Step 2: Organize Your Studies

Enroll in that short design course or tutorial that best fits your needs and try to get as much out of it as possible. Compare prices as some lectures are free, but most short courses can get expensive. The internet is awesome for finding out little ‘how to’ videos I’ve used so many when using new software. While at Uni, try to experiment as much as possible with your creativity, this is the best place to do it. Plan your time well between assignments and be prepared, these coursework examples and writing guidelines really helped me with my studies.

Step 3: Practice

Getting on the job ladder is always tough, and the biggest problem I had with getting a job was not having enough experience. That’s why I would recommend taking any junior position even if it’s on a volunteer basis. If an employer can see you have done some work experience in a similar subject field they will pick you over someone who has none. Learn as much as you can from the job. Get the skills and put it down in your CV or even better a Portfolio, which brings me to the next point.

Designer Logo Drawing

Step 4: Make a Portfolio
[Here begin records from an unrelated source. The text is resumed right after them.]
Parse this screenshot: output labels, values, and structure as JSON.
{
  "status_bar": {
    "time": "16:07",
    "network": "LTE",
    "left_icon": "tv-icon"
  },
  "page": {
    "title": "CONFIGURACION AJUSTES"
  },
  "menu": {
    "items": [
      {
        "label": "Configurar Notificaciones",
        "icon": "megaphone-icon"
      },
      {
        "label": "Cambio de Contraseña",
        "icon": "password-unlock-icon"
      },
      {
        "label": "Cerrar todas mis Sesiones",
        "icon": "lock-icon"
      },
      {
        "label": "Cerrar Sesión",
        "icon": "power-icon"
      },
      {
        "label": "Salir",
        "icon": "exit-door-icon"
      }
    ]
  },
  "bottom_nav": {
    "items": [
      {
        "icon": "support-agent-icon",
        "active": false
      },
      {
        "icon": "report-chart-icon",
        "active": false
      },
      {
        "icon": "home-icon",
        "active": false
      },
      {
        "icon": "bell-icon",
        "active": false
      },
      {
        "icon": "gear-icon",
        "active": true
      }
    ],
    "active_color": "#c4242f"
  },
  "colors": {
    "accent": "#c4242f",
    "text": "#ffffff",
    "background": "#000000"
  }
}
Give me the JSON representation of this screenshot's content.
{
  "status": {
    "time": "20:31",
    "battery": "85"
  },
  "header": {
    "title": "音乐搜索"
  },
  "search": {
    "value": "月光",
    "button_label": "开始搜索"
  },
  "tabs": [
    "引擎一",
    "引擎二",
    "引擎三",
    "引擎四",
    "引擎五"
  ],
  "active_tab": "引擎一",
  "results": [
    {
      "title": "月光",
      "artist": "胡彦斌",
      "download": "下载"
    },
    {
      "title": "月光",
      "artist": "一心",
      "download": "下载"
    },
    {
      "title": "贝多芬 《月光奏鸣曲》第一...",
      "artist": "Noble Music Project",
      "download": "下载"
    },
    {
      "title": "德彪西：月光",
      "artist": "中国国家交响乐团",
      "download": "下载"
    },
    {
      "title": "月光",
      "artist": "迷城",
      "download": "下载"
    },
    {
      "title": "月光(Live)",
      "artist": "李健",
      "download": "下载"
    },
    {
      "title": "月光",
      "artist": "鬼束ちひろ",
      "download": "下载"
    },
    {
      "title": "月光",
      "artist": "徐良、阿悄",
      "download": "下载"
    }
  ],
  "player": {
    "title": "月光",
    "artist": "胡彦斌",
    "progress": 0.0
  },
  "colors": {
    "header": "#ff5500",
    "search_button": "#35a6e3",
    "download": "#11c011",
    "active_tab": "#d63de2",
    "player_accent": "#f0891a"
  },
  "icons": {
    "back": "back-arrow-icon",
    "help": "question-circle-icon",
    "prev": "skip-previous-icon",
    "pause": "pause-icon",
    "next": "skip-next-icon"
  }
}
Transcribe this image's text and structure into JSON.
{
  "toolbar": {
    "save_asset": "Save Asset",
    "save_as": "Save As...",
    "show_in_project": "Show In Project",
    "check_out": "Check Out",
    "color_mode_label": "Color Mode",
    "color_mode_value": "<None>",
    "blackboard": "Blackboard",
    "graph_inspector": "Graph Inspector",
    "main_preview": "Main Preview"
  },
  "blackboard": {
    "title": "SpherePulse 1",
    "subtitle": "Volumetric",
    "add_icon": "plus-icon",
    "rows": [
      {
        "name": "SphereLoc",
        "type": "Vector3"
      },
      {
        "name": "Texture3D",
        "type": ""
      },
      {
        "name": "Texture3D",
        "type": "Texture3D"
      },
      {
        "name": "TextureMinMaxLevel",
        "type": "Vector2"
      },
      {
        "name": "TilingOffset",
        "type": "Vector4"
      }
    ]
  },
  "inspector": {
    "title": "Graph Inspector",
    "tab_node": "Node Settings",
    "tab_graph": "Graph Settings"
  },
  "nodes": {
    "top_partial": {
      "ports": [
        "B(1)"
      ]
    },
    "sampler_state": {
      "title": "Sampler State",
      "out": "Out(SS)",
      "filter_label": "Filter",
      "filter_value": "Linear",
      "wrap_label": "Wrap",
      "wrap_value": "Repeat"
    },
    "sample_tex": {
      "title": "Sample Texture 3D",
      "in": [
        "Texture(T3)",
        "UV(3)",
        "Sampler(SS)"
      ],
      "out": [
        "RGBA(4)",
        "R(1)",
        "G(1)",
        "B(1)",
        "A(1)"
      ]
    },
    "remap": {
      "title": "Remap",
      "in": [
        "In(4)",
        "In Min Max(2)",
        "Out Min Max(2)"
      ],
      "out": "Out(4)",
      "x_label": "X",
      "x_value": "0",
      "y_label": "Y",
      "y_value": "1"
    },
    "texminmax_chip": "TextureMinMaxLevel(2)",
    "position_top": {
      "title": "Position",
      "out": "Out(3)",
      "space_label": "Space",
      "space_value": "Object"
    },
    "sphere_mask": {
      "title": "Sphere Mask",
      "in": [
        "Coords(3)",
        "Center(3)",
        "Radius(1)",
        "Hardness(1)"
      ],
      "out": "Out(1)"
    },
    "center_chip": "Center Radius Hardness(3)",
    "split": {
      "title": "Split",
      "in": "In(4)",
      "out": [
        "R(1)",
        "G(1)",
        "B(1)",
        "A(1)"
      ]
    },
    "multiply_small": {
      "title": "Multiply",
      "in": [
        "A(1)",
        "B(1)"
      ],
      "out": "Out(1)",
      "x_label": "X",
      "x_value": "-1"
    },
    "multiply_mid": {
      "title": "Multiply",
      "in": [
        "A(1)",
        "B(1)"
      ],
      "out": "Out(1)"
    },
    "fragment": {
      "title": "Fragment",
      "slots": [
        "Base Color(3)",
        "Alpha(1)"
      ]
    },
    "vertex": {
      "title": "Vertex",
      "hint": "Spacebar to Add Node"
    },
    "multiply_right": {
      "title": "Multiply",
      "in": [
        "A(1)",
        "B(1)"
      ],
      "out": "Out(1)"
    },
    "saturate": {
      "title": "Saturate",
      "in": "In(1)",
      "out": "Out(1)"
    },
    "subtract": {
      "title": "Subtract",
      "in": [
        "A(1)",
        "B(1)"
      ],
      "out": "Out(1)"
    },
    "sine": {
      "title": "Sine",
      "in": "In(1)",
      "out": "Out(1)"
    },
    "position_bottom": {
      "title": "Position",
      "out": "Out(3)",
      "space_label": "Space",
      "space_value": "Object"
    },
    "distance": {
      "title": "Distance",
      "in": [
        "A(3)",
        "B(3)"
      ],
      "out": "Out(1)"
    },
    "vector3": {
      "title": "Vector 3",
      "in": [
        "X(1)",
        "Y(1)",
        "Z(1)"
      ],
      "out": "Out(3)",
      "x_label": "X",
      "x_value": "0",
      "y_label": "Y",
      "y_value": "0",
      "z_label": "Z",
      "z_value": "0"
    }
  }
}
Depending on which area of design you specialize in will vary on how the portfolio will look, but this is so important to start as soon as possible. A graphic design student portfolio will be different to a senior art director but equally important. These days having an online and physical copy is a must. Taking a printed out copy and being creative with it can really turn some heads in an interview and show off your talents. I picked up some cool advice portfolio tips from these guys at Canva on how to put together a portfolio. Make sure you always go for jobs that are true to your interests and follow your heart and passions. I think this is so important. And if you feel stuck don’t be scared to change jobs and move onto the next exciting new project. It’s all experience and can be added to your Portfolio.

Step 5: Keep up with New Technologies

This can take many different forms depending on which area of design but it is vital to keep up to date with the latest trends. If in the field of painting maybe change the style to match what’s popular. This will keep the maximum amount of clients available and in the long run be the most beneficial. Predicting seasonal and holiday design trends can also help not just for artistic skills but for senior designers too. Stay in ‘the loop’ and keep up good communication with others in the same field by being a team player as this can provide almost instant trend information. Try to continue self development through employment and courses for certain skills. This way you will not be ‘out of touch’ with your clients and be the best you can.

Final Thoughts

So to sum up, you need to see what skills are missing and find a way to get them for the desired clients. In my opinion, it doesn’t matter if you went to Uni or not to study Design but being able to produce what people want is. The design sector is always changing so stay ahead and always be as creative as possible. Hard work and a unique point of view will always be the best tools to success. Good luck!

Elizabeth Price is a freelance writer interested in education, marketing, and business-related topics. Currently studying Industrial & Organizational Psychology at Montclair State University, she regularly contributes articles to EssayPro blog. In her free time, she likes to read historical novels and spend time with her dogs. You can reach her on Twitter or send her an e-mail.